Experiment may become part of strategy for wildfire prevention



Chainsaws haven’t been heard in the Spruce Grove area of Lost Lake Park for almost 40 years, but they were falling trees again this week – only this time the goal is to save the forest.

With funding from the municipality, a crew is cutting in three small second-growth areas of the park, testing different densities and approaches to find a balance for fire suppression purposes, wildlife values and aesthetic beauty.

"Nobody’s done this kind of thinning before, this is completely new territory for everybody," said Bob Brett of Snowline Research, who is a consultant for the project.

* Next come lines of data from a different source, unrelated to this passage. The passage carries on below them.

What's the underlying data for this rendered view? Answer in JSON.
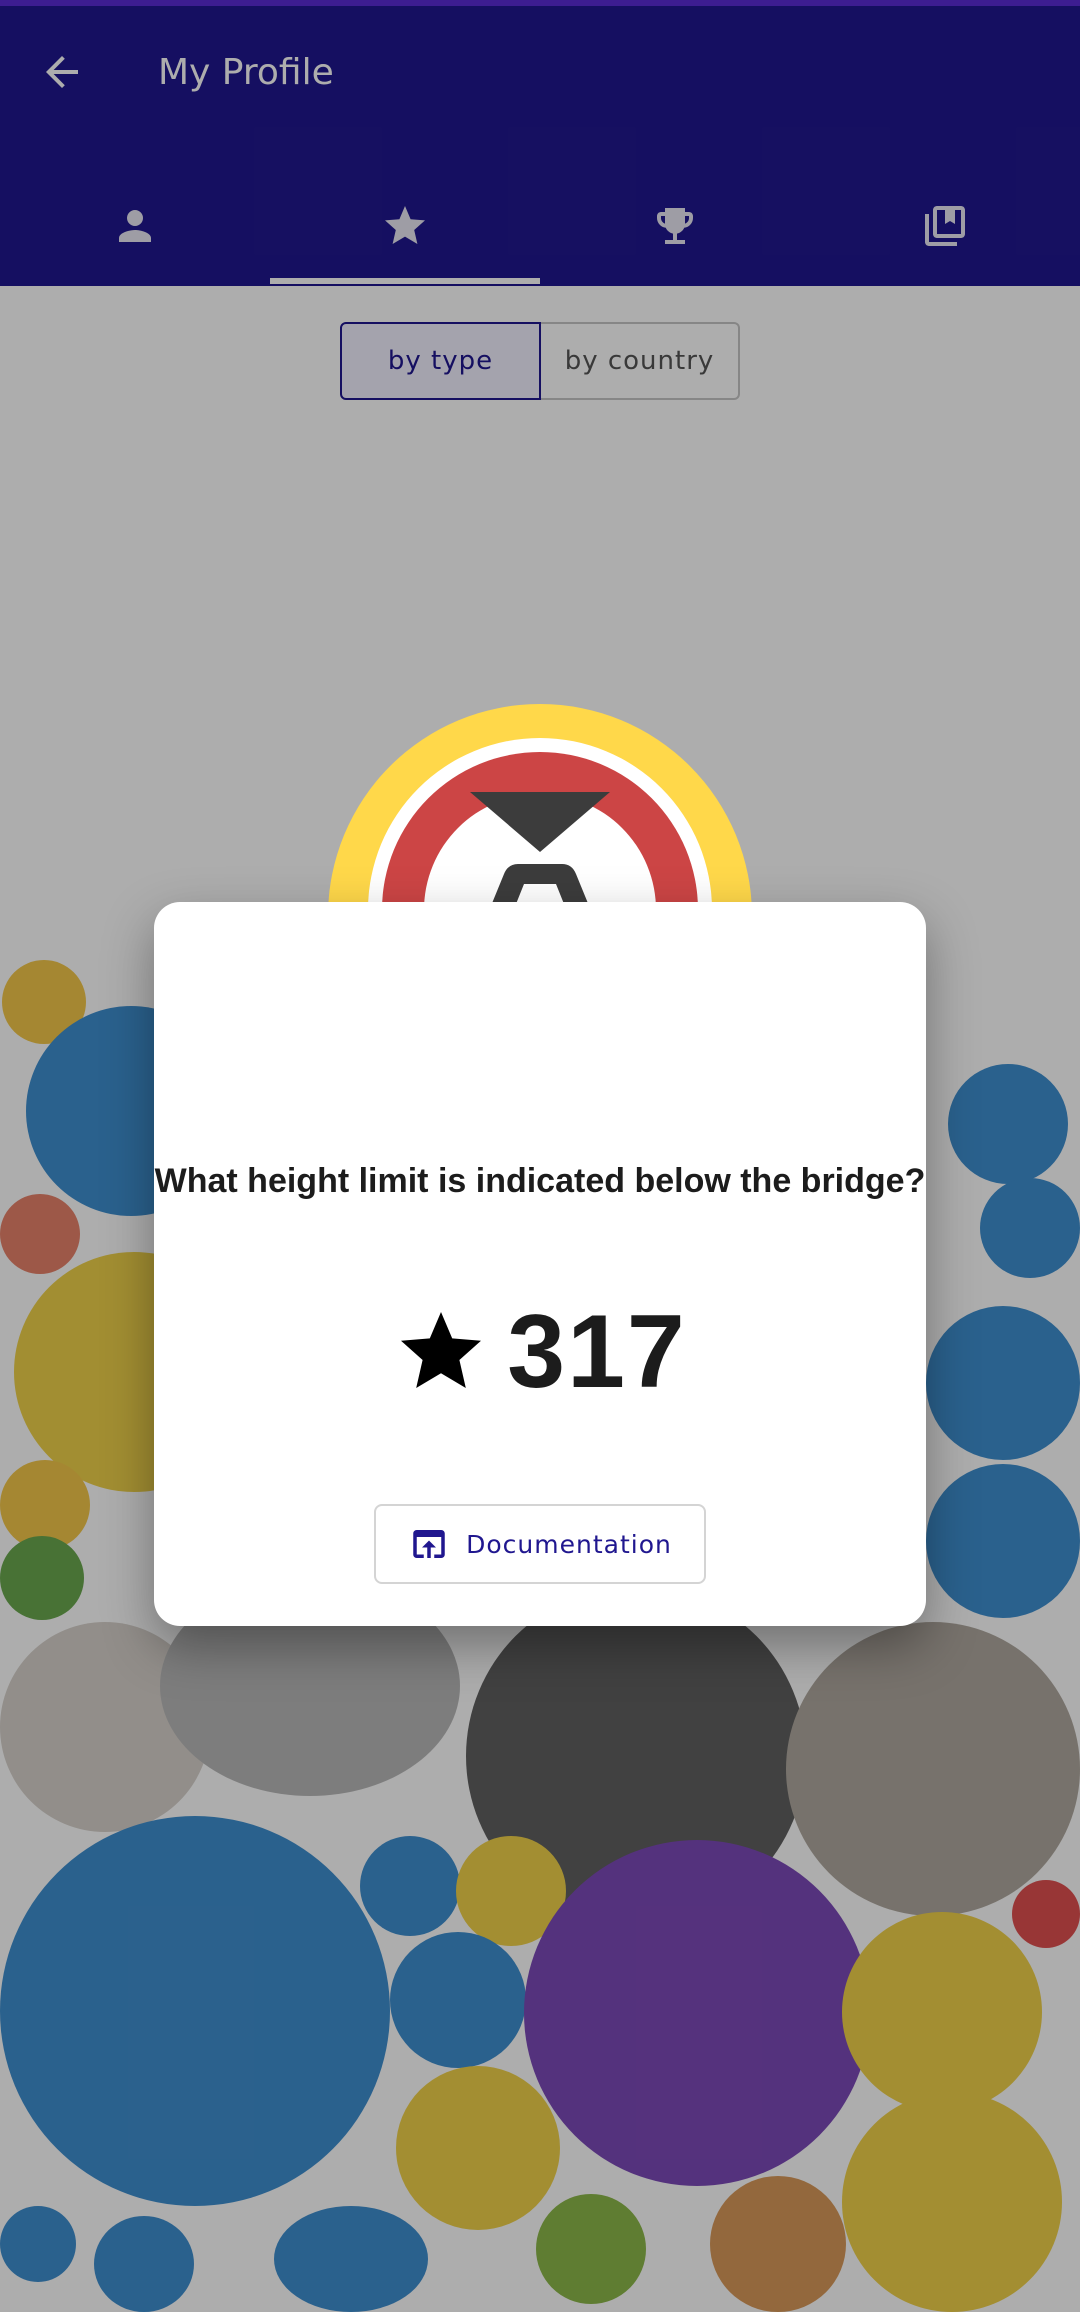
{
  "header": {
    "title": "My Profile",
    "back_icon": "arrow-left-icon"
  },
  "tabs": [
    {
      "icon": "person-icon"
    },
    {
      "icon": "star-icon",
      "selected": true
    },
    {
      "icon": "trophy-icon"
    },
    {
      "icon": "library-books-icon"
    }
  ],
  "toggle": {
    "by_type": "by type",
    "by_country": "by country",
    "selected": "by type"
  },
  "dialog": {
    "badge_icon": "height-limit-sign-icon",
    "question": "What height limit is indicated below the bridge?",
    "star_icon": "star-icon",
    "score": "317",
    "documentation_icon": "open-in-browser-icon",
    "documentation_label": "Documentation"
  },
  "colors": {
    "primary": "#20178f",
    "status_bar": "#5b2bd6",
    "badge_ring": "#ffd84a",
    "sign_red": "#cc4545",
    "sign_dark": "#3c3c3c"
  }
}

While the trees in the area grew naturally following clearcutting in 1965, there’s nothing natural about the stand of forest where the test thinning is taking place, according to Brett.

In a natural forest, the density of trees is about 300 to 400 big trees per hectare, with other smaller trees growing under the canopy. In a modern plantation, where a forest is cut and replanted, the density is about 800 to 900 trees per hectare, with periodic spacing to keep the number of competing trees down.

In Spruce Grove, one area had a density about 14,000 stems per hectare, while other areas had between 4,000 and 5,000 stems. In the event of a wildfire the result would be that these dense stands of trees would burn intensely and allow a fire to spread quickly from tree top to tree top.

The forest is also too dense to allow for shrubs and bushes, reducing its value for wildlife.

Bruce Blackwell, a fire suppression consultant and biologist for the project, says there are literally hundreds of hectares in Whistler that fit this pattern, including some areas that are located near residential neighbourhoods. If thinning is one of the treatments recommended by Whistler Fire Services when it tables its wildfire prevention and suppression plan, then this test will help determine how that thinning is carried out.

The dense forests were also identified as a wildlife issue in the Whistler Environmental Strategy.

"Thinning should help to reduce the crown fire potential, by spacing out the crowns and by lifting them off the ground a little further. Spacing should help the trees to grow a little faster as well," said Blackwell.

"It will also be easier for the firefighters to fight a fire. You can imagine if this section caught fire without the thinning, you couldn’t get anywhere near it. If it’s properly spaced, it spreads slower, it’s easier to contain. You could drive a pump truck or a foam truck in if you needed to."